■ Task brief
Where does the string "Ipsum" appear? Copy every line of the entries below that holds it.

■ Records provided
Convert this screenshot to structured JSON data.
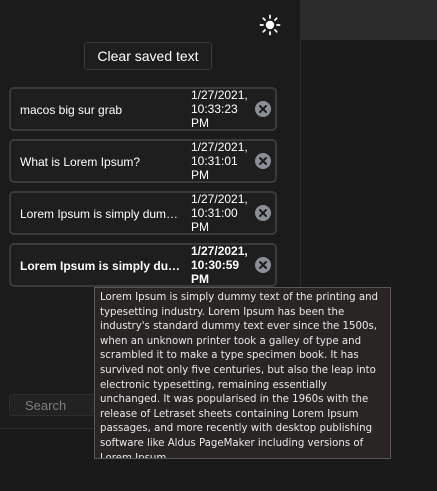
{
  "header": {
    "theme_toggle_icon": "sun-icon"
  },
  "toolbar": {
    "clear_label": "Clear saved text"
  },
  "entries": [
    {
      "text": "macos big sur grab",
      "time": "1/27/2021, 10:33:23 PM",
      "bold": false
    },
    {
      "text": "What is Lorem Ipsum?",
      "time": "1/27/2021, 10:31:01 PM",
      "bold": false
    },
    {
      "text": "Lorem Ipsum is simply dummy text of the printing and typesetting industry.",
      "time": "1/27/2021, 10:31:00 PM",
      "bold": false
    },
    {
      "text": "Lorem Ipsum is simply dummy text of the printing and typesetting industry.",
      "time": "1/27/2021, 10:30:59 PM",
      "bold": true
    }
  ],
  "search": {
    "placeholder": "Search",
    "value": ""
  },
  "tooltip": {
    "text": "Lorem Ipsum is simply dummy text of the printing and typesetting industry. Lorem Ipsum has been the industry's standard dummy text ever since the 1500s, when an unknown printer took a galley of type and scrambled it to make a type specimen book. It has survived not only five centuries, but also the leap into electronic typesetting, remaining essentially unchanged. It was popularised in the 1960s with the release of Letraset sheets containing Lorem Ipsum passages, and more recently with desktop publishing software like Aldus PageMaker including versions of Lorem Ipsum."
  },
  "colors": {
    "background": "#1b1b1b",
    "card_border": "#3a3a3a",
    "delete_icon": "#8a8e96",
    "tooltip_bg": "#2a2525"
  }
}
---
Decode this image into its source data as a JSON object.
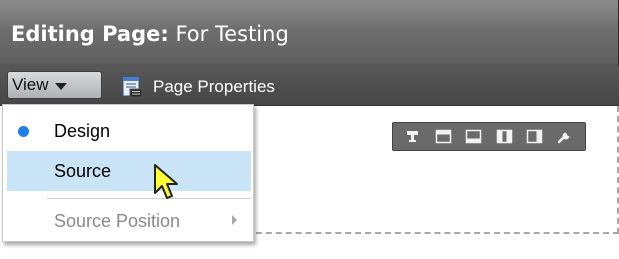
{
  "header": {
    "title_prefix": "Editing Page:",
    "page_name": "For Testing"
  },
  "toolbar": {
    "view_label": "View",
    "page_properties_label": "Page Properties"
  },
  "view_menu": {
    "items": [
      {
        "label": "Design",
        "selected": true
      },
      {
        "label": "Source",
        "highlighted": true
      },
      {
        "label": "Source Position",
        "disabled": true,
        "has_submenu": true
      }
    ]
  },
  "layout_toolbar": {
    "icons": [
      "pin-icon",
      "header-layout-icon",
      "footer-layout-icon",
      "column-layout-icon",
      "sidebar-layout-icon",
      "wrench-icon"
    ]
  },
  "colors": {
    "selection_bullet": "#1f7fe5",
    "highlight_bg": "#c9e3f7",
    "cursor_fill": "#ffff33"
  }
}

■ Task result
      "text": "What is Lorem Ipsum?",
      "text": "Lorem Ipsum is simply dummy text of the printing and typesetting industry.",
      "text": "Lorem Ipsum is simply dummy text of the printing and typesetting industry.",
    "text": "Lorem Ipsum is simply dummy text of the printing and typesetting industry. Lorem Ipsum has been the industry's standard dummy text ever since the 1500s, when an unknown printer took a galley of type and scrambled it to make a type specimen book. It has survived not only five centuries, but also the leap into electronic typesetting, remaining essentially unchanged. It was popularised in the 1960s with the release of Letraset sheets containing Lorem Ipsum passages, and more recently with desktop publishing software like Aldus PageMaker including versions of Lorem Ipsum."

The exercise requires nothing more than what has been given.